I spent a frantic few days in Shanghai trying to find where and when the tropical storm was going to hit the city. Two things quickly became clear: one was that the weather websites hadn't predicted a single day correctly in the previous two weeks, and the second was that the skies of Shanghai sure seemed to be clouding up fast.

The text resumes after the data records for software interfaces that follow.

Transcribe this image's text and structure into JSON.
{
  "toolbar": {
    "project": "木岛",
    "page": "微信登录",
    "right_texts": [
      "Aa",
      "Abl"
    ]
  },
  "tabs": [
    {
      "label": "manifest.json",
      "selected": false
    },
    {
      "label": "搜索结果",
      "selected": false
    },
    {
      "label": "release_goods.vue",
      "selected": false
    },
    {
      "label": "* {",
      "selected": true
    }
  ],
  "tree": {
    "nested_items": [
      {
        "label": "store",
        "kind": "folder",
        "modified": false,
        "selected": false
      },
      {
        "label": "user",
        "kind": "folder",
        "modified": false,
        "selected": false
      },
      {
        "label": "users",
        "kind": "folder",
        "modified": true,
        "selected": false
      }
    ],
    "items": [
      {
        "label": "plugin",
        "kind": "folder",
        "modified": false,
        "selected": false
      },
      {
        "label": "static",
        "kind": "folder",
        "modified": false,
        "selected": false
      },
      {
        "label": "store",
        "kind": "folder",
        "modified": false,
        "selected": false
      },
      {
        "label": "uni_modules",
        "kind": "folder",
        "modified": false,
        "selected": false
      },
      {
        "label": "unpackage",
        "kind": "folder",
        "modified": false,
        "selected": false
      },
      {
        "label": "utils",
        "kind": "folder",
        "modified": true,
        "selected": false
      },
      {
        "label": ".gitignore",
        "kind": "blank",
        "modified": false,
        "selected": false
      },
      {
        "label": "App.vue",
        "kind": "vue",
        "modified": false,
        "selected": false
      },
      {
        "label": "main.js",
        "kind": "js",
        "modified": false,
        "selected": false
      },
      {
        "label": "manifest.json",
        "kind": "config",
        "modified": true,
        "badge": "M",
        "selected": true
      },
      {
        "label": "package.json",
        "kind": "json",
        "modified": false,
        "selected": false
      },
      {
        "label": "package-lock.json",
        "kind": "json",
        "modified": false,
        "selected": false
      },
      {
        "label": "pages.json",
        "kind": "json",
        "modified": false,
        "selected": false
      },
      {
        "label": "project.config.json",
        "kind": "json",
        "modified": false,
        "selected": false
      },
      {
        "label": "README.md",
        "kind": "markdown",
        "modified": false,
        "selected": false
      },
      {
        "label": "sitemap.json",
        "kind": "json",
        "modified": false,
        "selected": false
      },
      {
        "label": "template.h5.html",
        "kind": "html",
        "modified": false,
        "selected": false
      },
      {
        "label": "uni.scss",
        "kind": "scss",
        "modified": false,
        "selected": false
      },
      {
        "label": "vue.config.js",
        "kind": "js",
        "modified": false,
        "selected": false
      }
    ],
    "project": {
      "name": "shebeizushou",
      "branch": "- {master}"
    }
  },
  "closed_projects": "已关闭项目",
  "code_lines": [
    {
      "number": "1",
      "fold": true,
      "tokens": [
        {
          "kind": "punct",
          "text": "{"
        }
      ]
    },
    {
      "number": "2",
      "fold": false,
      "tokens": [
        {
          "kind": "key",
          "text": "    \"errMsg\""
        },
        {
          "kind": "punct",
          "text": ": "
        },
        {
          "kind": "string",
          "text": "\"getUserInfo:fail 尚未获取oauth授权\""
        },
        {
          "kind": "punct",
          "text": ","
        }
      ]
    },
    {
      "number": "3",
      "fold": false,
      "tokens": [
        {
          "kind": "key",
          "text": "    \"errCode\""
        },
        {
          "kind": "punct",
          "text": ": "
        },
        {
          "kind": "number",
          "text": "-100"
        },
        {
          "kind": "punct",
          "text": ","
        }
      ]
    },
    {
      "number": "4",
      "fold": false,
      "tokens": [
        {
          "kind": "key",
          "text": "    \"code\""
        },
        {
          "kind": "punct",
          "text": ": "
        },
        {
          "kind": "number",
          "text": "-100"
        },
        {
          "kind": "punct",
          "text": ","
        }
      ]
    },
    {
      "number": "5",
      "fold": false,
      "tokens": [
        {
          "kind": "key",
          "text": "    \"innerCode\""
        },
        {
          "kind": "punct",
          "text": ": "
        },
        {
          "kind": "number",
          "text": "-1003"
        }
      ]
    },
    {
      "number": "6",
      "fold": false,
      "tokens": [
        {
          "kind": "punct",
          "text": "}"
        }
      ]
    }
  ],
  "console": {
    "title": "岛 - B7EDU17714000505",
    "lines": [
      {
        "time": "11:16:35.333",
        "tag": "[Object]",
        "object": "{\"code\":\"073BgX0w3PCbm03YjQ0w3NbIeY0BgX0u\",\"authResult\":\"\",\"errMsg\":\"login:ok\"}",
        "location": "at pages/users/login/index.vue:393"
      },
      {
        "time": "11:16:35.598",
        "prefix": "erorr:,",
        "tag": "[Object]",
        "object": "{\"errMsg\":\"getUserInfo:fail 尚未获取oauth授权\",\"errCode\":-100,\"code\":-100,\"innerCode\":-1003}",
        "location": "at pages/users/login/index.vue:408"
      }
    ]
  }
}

Searching for satellite data, other eclipse hunter's predictions and any weather website I could get my hands on it seemed that the best bet was going to be to head West to Wuhan. Wuhan sits around 1000 km to the West but luckily the transport system in China is remarkably good. Catching the train on the afternoon the day before the eclipse gave me not only a pretty comfortable five hour ride to the city, but also the chance to meet some fellow eclipse hunters. John, from Germany, stuck out from the crowd with bags bulging with camera equipment, videos, filters and tripods, making my single camera and solar filter rigged up from a Pringles packet look somewhat ridiculous (I did at least have a Manfrotto tripod to give me a little more credibility). John was travelling with May, who works in Shanghai but is originally from Wuhan. In addition were a couple of American TV producers who were in the country for a week or so hunting for this, the longest eclipse of the 21st century.
We got into Wuhan and all made our way to a hotel right next to Huang He Lou, the yellow crane tower, and what I thought would be a good spot to see the eclipse from. Getting a bite to eat the night before in an outdoor food market gave me a chance to indulge in some stinky tofu and an excellent dish of spicy pork before heading to bed.
I hadn't slept more than a couple of hours the night before, worrying about where I could see the eclipse from, and that night too I couldn't sleep for the expectation of what we may see the next day. Arriving into Wuhan the skies were clear and at night the stars came out, or at least attempted to poke through the light pollution of the city of ten million.
So, a little bleary eyed, but very excited we met at 6.30 the next morning to get ourselves ready for the event with plenty of time to find a position and set up shop.
Walking out of the hotel I looked up to the sun and was greeted by a wonderful morning solar halo, a fine view indeed, but a sure sign of some cirrus clouds joining us for the show.
While setting up my kit I was greeted by a never ending stream of reporters, keen to chat to the only Chinese speaking foreigner and I was asked the same dozen question for an equal number of newspapers. At one point I was also interviewed for TV but sadly shied away from giving the interview in Chinese.
As the time grew closer, the clouds moved in and it was clear that we were not going to have an easy ride. Indeed as we approached the moments before totality the clouds thickened and we were left with only a few glimpses through the patchy cloud of totality itself. I managed a few photos of the sun as the moon gradually moved across the face but it turned out to be very hard to find the sun with a zoom lens and a strong solar filter when the sun is partially blocked by clouds. The solar filter is so strong that only an unobscured sun is clearly visible. Still, I got a few shots and these were perhaps the best couple.
For totality itself the crowds around cheered as the sky darkened completely, lit only by the horizon where totality was not apparent. They seemed happy enough with the darkness and were not sad at the lack of the spectacular corona. I did my best and got a couple of shots with the zoom before changing lenses and taking in some wider angle shots to include the temple itself. I have a series of 20 or so shots which I will make into an animation as soon as possible. In the mean time, here are my efforts from the moments of totality, clouds included. These were from the clearest ten seconds or so of the five minute totality.
It was a strange mix of excitement and disappointment, mixed with not a little amusement, knowing that I'm probably one of the few people in the world who has seen three cloudy solar eclipses in a row. I will of course keep on hunting, and though I may not make it to the next showing in the Easter Islands, I'll be on the case before too long.